We at Central Valley Eye hope you and your families are well. With COVID-19 infections continuing to rise, we are taking all necessary precautions to keep patients and staff healthy as we continue to provide the eye care that our community needs:
  • Whenever appropriate, we are rescheduling any patients with cough or cold symptoms
  • We have adjusted our schedule to decrease the number of patients in our waiting rooms. You can expect on average between zero and one patient to be in the waiting room at any given time.
  • We have increased our already strict sanitizing practices to extend into the waiting areas and halls.
  • Whenever appropriate, we are diverting visits to telemedicine (by cell phone, tablet, laptop, or desktop). Please contact us for further details at 209-952-3700.

    Additionally, some of our office locations may be closed on certain days. If you are unsure whether to come in for your visit, please call us.

    The doctors at Central Valley Eye will not be performing any non-urgent surgeries until further notice. Our surgery coordinators will be contacting patients to reschedule the surgeries that need to be postponed.

    If you have any questions, please do not hesitate to contact us at 209-952-3700.

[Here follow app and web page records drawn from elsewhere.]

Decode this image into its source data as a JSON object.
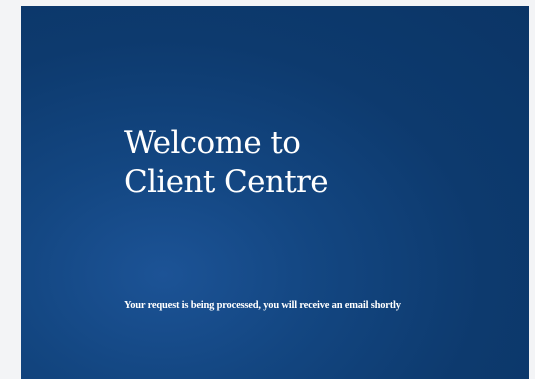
{
  "welcome": {
    "title_line1": "Welcome to",
    "title_line2": "Client Centre",
    "message": "Your request is being processed, you will receive an email shortly"
  },
  "colors": {
    "page_background": "#f3f4f6",
    "panel_background": "#0d3a6e",
    "text": "#ffffff"
  }
}
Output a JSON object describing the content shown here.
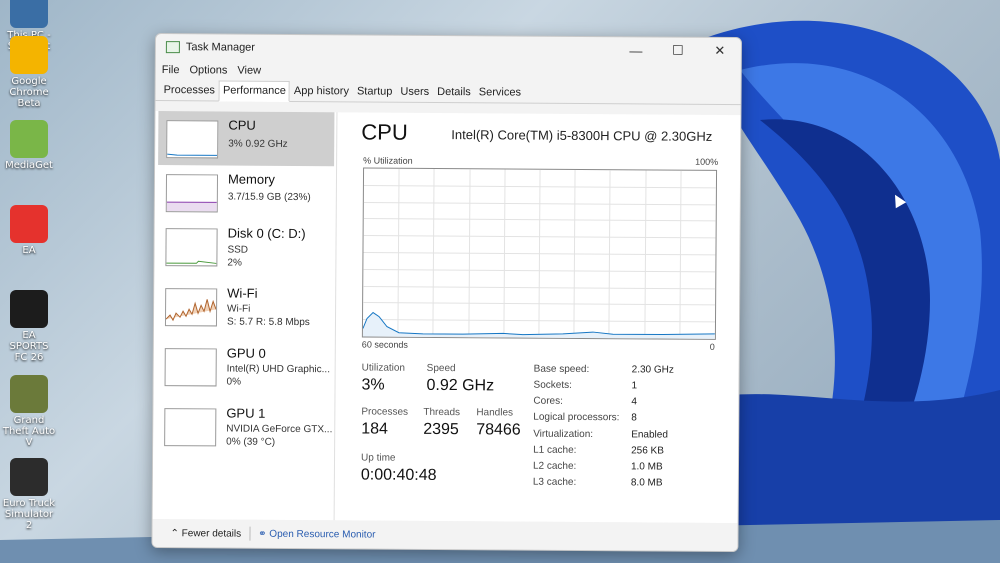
{
  "desktop": {
    "icons": [
      {
        "label": "This PC - Shortcut",
        "color": "#3a6ea5"
      },
      {
        "label": "Google Chrome Beta",
        "color": "#f4b400"
      },
      {
        "label": "MediaGet",
        "color": "#7ab648"
      },
      {
        "label": "EA",
        "color": "#e5322d"
      },
      {
        "label": "EA SPORTS FC 26",
        "color": "#1c1c1c"
      },
      {
        "label": "Grand Theft Auto V",
        "color": "#6b7a3a"
      },
      {
        "label": "Euro Truck Simulator 2",
        "color": "#2c2c2c"
      }
    ]
  },
  "window": {
    "title": "Task Manager",
    "controls": {
      "minimize": "—",
      "maximize": "☐",
      "close": "✕"
    },
    "menu": [
      "File",
      "Options",
      "View"
    ],
    "tabs": [
      "Processes",
      "Performance",
      "App history",
      "Startup",
      "Users",
      "Details",
      "Services"
    ],
    "active_tab": "Performance"
  },
  "sidebar": {
    "items": [
      {
        "title": "CPU",
        "lines": [
          "3% 0.92 GHz"
        ]
      },
      {
        "title": "Memory",
        "lines": [
          "3.7/15.9 GB (23%)"
        ]
      },
      {
        "title": "Disk 0 (C: D:)",
        "lines": [
          "SSD",
          "2%"
        ]
      },
      {
        "title": "Wi-Fi",
        "lines": [
          "Wi-Fi",
          "S: 5.7 R: 5.8 Mbps"
        ]
      },
      {
        "title": "GPU 0",
        "lines": [
          "Intel(R) UHD Graphic...",
          "0%"
        ]
      },
      {
        "title": "GPU 1",
        "lines": [
          "NVIDIA GeForce GTX...",
          "0% (39 °C)"
        ]
      }
    ]
  },
  "main": {
    "title": "CPU",
    "cpu_name": "Intel(R) Core(TM) i5-8300H CPU @ 2.30GHz",
    "graph": {
      "y_label": "% Utilization",
      "y_max": "100%",
      "x_left": "60 seconds",
      "x_right": "0"
    },
    "stats": {
      "utilization_label": "Utilization",
      "utilization": "3%",
      "speed_label": "Speed",
      "speed": "0.92 GHz",
      "processes_label": "Processes",
      "processes": "184",
      "threads_label": "Threads",
      "threads": "2395",
      "handles_label": "Handles",
      "handles": "78466",
      "uptime_label": "Up time",
      "uptime": "0:00:40:48"
    },
    "details": [
      {
        "key": "Base speed:",
        "value": "2.30 GHz"
      },
      {
        "key": "Sockets:",
        "value": "1"
      },
      {
        "key": "Cores:",
        "value": "4"
      },
      {
        "key": "Logical processors:",
        "value": "8"
      },
      {
        "key": "Virtualization:",
        "value": "Enabled"
      },
      {
        "key": "L1 cache:",
        "value": "256 KB"
      },
      {
        "key": "L2 cache:",
        "value": "1.0 MB"
      },
      {
        "key": "L3 cache:",
        "value": "8.0 MB"
      }
    ]
  },
  "footer": {
    "fewer_details": "Fewer details",
    "open_resource_monitor": "Open Resource Monitor"
  }
}
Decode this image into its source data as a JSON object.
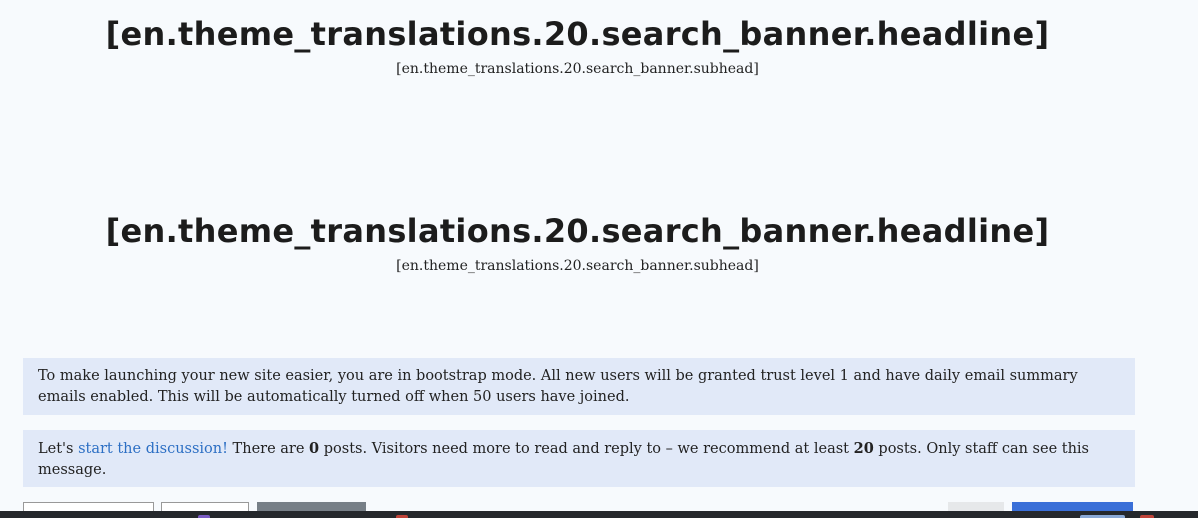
{
  "banners": [
    {
      "headline": "[en.theme_translations.20.search_banner.headline]",
      "subhead": "[en.theme_translations.20.search_banner.subhead]"
    },
    {
      "headline": "[en.theme_translations.20.search_banner.headline]",
      "subhead": "[en.theme_translations.20.search_banner.subhead]"
    }
  ],
  "bootstrap_notice": {
    "text": "To make launching your new site easier, you are in bootstrap mode. All new users will be granted trust level 1 and have daily email summary emails enabled. This will be automatically turned off when 50 users have joined."
  },
  "discussion_notice": {
    "prefix": "Let's ",
    "link": "start the discussion!",
    "part1": " There are ",
    "posts_count": "0",
    "part2": " posts. Visitors need more to read and reply to – we recommend at least ",
    "recommended": "20",
    "part3": " posts. Only staff can see this message."
  },
  "colors": {
    "background": "#f7fafd",
    "notice_bg": "#e1e9f8",
    "link": "#2c6fc4",
    "primary_button": "#3a6fd8"
  }
}
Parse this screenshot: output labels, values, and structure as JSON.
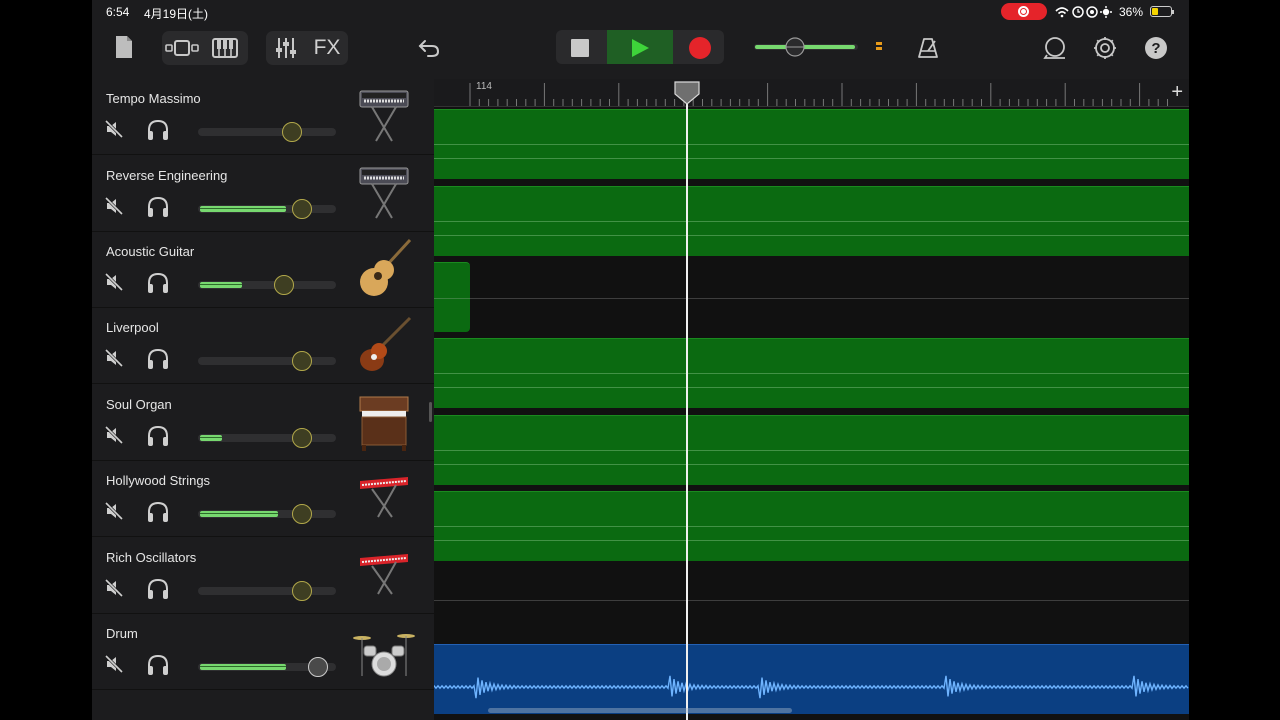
{
  "status_bar": {
    "time": "6:54",
    "date": "4月19日(土)",
    "battery_pct": "36%",
    "battery_level": 0.36
  },
  "toolbar": {
    "fx_label": "FX"
  },
  "colors": {
    "region_green": "#0b6a11",
    "region_blue": "#0b3f82",
    "record": "#e5242a",
    "play": "#3ed43a",
    "volume": "#77d86f"
  },
  "master_volume": 0.4,
  "ruler": {
    "bar_label": "114"
  },
  "tracks": [
    {
      "name": "Tempo Massimo",
      "instrument": "synth-keyboard-icon",
      "volume": 0.68,
      "region": "green"
    },
    {
      "name": "Reverse Engineering",
      "instrument": "synth-keyboard-icon",
      "volume": 0.75,
      "region": "green"
    },
    {
      "name": "Acoustic Guitar",
      "instrument": "acoustic-guitar-icon",
      "volume": 0.62,
      "region": "green-short"
    },
    {
      "name": "Liverpool",
      "instrument": "bass-guitar-icon",
      "volume": 0.75,
      "region": "green"
    },
    {
      "name": "Soul Organ",
      "instrument": "organ-icon",
      "volume": 0.75,
      "region": "green"
    },
    {
      "name": "Hollywood Strings",
      "instrument": "red-keyboard-icon",
      "volume": 0.75,
      "region": "green"
    },
    {
      "name": "Rich Oscillators",
      "instrument": "red-keyboard-icon",
      "volume": 0.75,
      "region": "none"
    },
    {
      "name": "Drum",
      "instrument": "drum-kit-icon",
      "volume": 0.87,
      "region": "blue"
    }
  ]
}
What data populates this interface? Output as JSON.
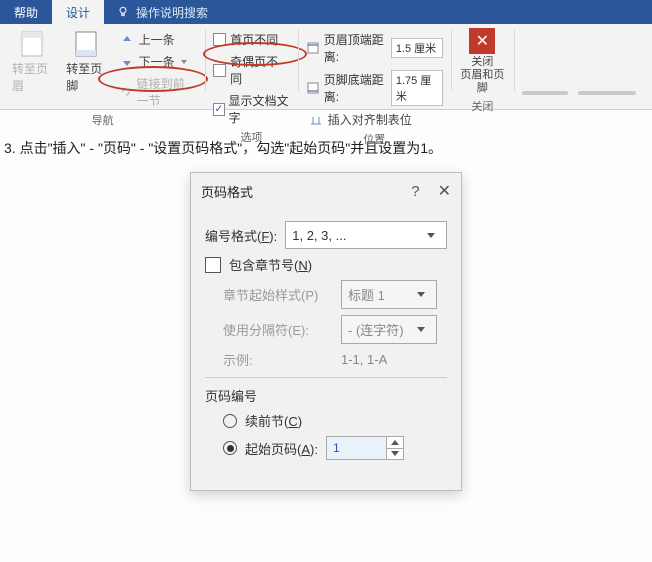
{
  "ribbon": {
    "tabs": {
      "help": "帮助",
      "design": "设计"
    },
    "tell_me": "操作说明搜索",
    "nav_group": {
      "goto_header": "转至页眉",
      "goto_footer": "转至页脚",
      "prev": "上一条",
      "next": "下一条",
      "link_prev": "链接到前一节",
      "label": "导航"
    },
    "options_group": {
      "first_diff": "首页不同",
      "odd_even_diff": "奇偶页不同",
      "show_doc_text": "显示文档文字",
      "label": "选项"
    },
    "position_group": {
      "header_top": "页眉顶端距离:",
      "header_top_val": "1.5 厘米",
      "footer_bottom": "页脚底端距离:",
      "footer_bottom_val": "1.75 厘米",
      "insert_align_tab": "插入对齐制表位",
      "label": "位置"
    },
    "close_group": {
      "close": "关闭",
      "close_sub": "页眉和页脚",
      "label": "关闭"
    }
  },
  "instruction": "3. 点击\"插入\" - \"页码\" - \"设置页码格式\"，勾选\"起始页码\"并且设置为1。",
  "dialog": {
    "title": "页码格式",
    "number_format": {
      "label_pre": "编号格式(",
      "hot": "F",
      "label_post": "):",
      "value": "1, 2, 3, ..."
    },
    "include_chapter": {
      "label_pre": "包含章节号(",
      "hot": "N",
      "label_post": ")"
    },
    "chapter_style": {
      "label": "章节起始样式(P)",
      "value": "标题 1"
    },
    "separator": {
      "label": "使用分隔符(E):",
      "value": "- (连字符)"
    },
    "example": {
      "label": "示例:",
      "value": "1-1, 1-A"
    },
    "page_numbering": "页码编号",
    "continue": {
      "label_pre": "续前节(",
      "hot": "C",
      "label_post": ")"
    },
    "start_at": {
      "label_pre": "起始页码(",
      "hot": "A",
      "label_post": "):",
      "value": "1"
    }
  }
}
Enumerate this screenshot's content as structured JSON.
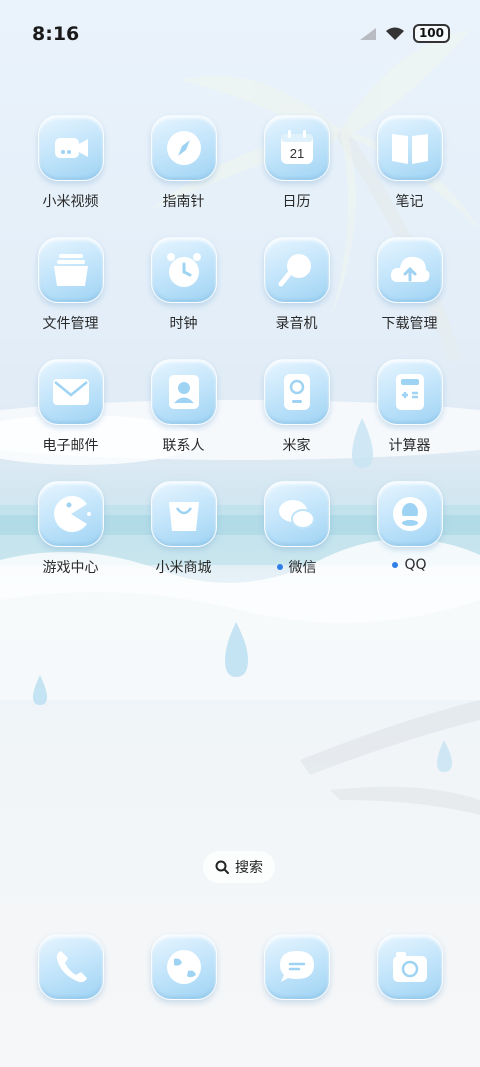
{
  "status_bar": {
    "time": "8:16",
    "battery": "100"
  },
  "apps": [
    {
      "label": "小米视频",
      "icon": "video-camera-icon",
      "dot": false
    },
    {
      "label": "指南针",
      "icon": "compass-icon",
      "dot": false
    },
    {
      "label": "日历",
      "icon": "calendar-icon",
      "day": "21",
      "dot": false
    },
    {
      "label": "笔记",
      "icon": "book-icon",
      "dot": false
    },
    {
      "label": "文件管理",
      "icon": "folder-basket-icon",
      "dot": false
    },
    {
      "label": "时钟",
      "icon": "alarm-clock-icon",
      "dot": false
    },
    {
      "label": "录音机",
      "icon": "microphone-icon",
      "dot": false
    },
    {
      "label": "下载管理",
      "icon": "cloud-upload-icon",
      "dot": false
    },
    {
      "label": "电子邮件",
      "icon": "envelope-icon",
      "dot": false
    },
    {
      "label": "联系人",
      "icon": "contact-card-icon",
      "dot": false
    },
    {
      "label": "米家",
      "icon": "home-device-icon",
      "dot": false
    },
    {
      "label": "计算器",
      "icon": "calculator-icon",
      "dot": false
    },
    {
      "label": "游戏中心",
      "icon": "pacman-icon",
      "dot": false
    },
    {
      "label": "小米商城",
      "icon": "shopping-bag-icon",
      "dot": false
    },
    {
      "label": "微信",
      "icon": "chat-bubbles-icon",
      "dot": true
    },
    {
      "label": "QQ",
      "icon": "penguin-icon",
      "dot": true
    }
  ],
  "search": {
    "label": "搜索"
  },
  "dock": [
    {
      "icon": "phone-icon"
    },
    {
      "icon": "globe-icon"
    },
    {
      "icon": "message-icon"
    },
    {
      "icon": "camera-icon"
    }
  ],
  "colors": {
    "icon_fill": "#bfe3fa",
    "icon_glyph": "#ffffff",
    "dot": "#2f7fe6"
  }
}
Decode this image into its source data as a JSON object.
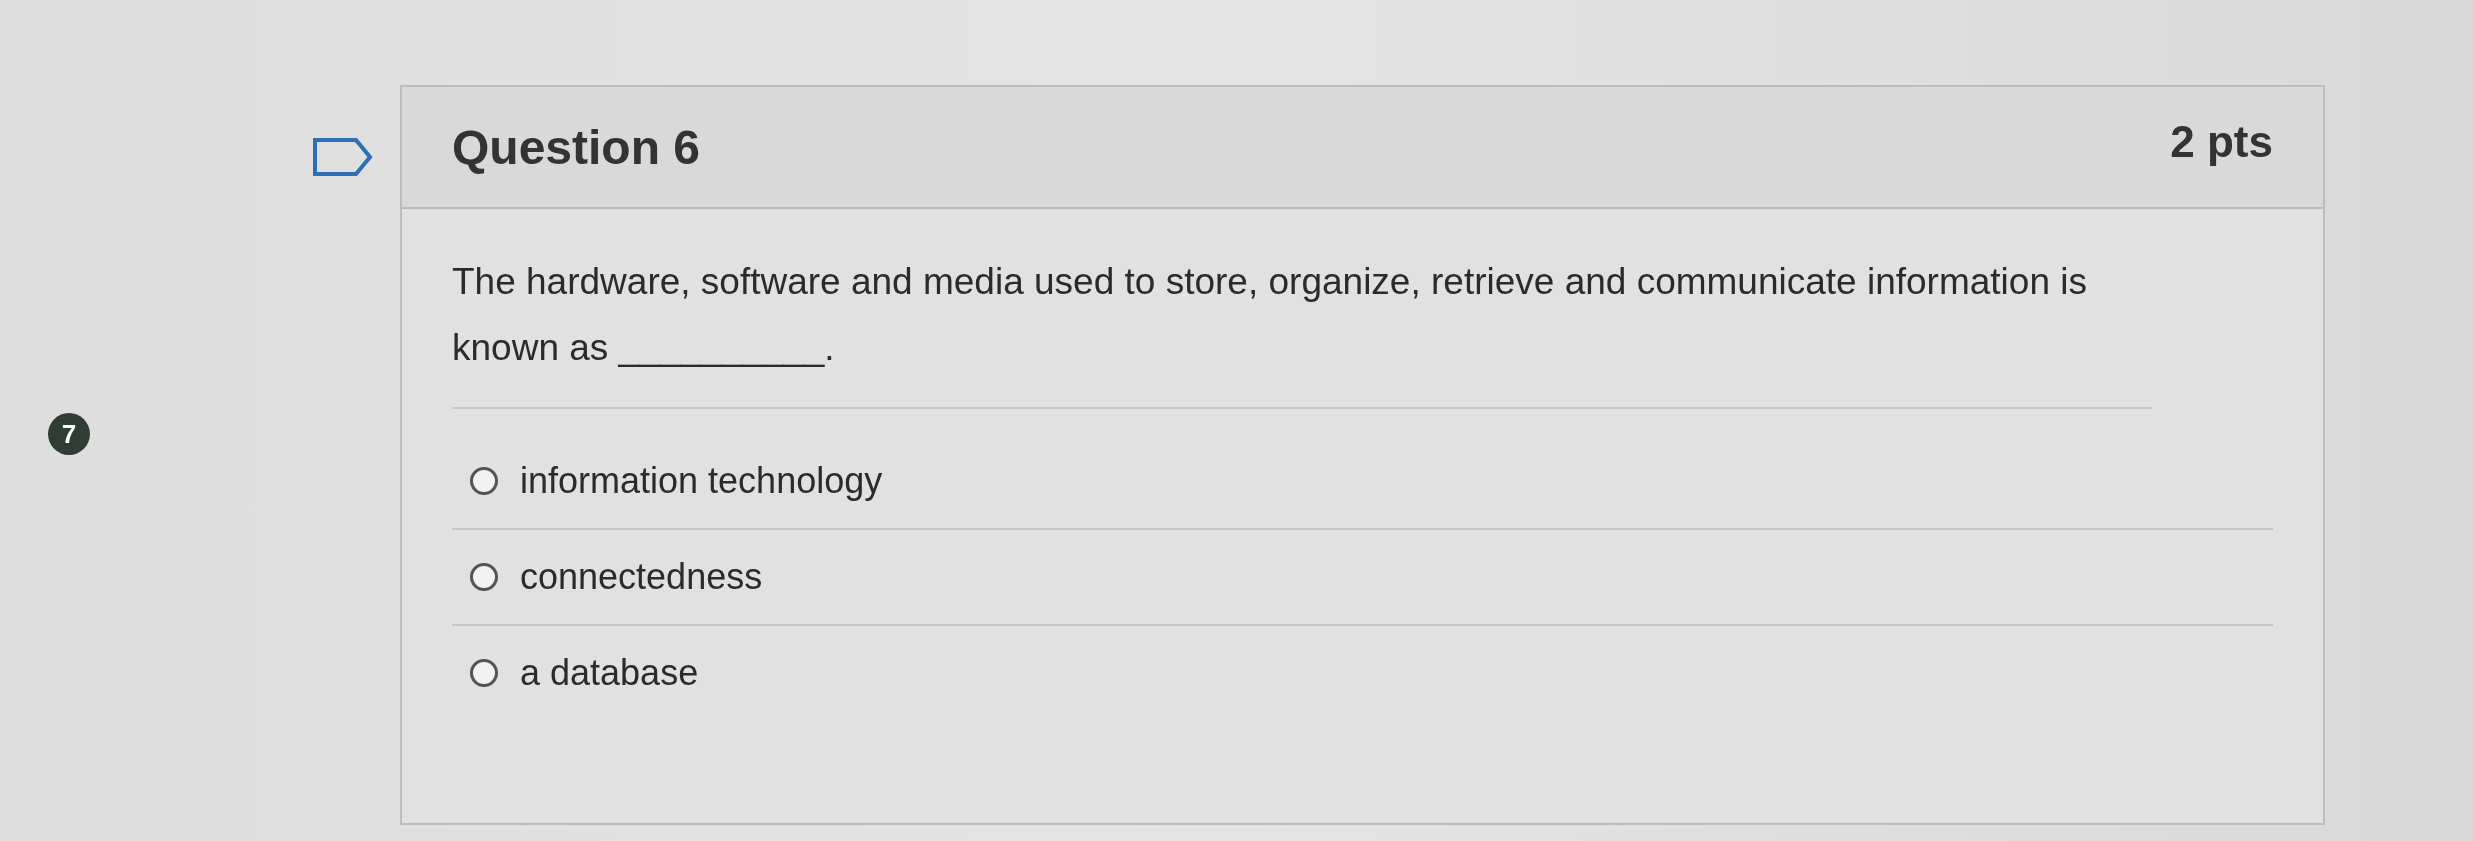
{
  "badge": "7",
  "question": {
    "title": "Question 6",
    "points": "2 pts",
    "prompt": "The hardware, software and media used to store, organize, retrieve and communicate information is known as __________.",
    "options": [
      {
        "label": "information technology",
        "selected": false
      },
      {
        "label": "connectedness",
        "selected": false
      },
      {
        "label": "a database",
        "selected": false
      }
    ]
  }
}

    Warmest regards,

    Brandy Simpson
    Practice Manager
    Central Valley Eye Medical Group, Inc.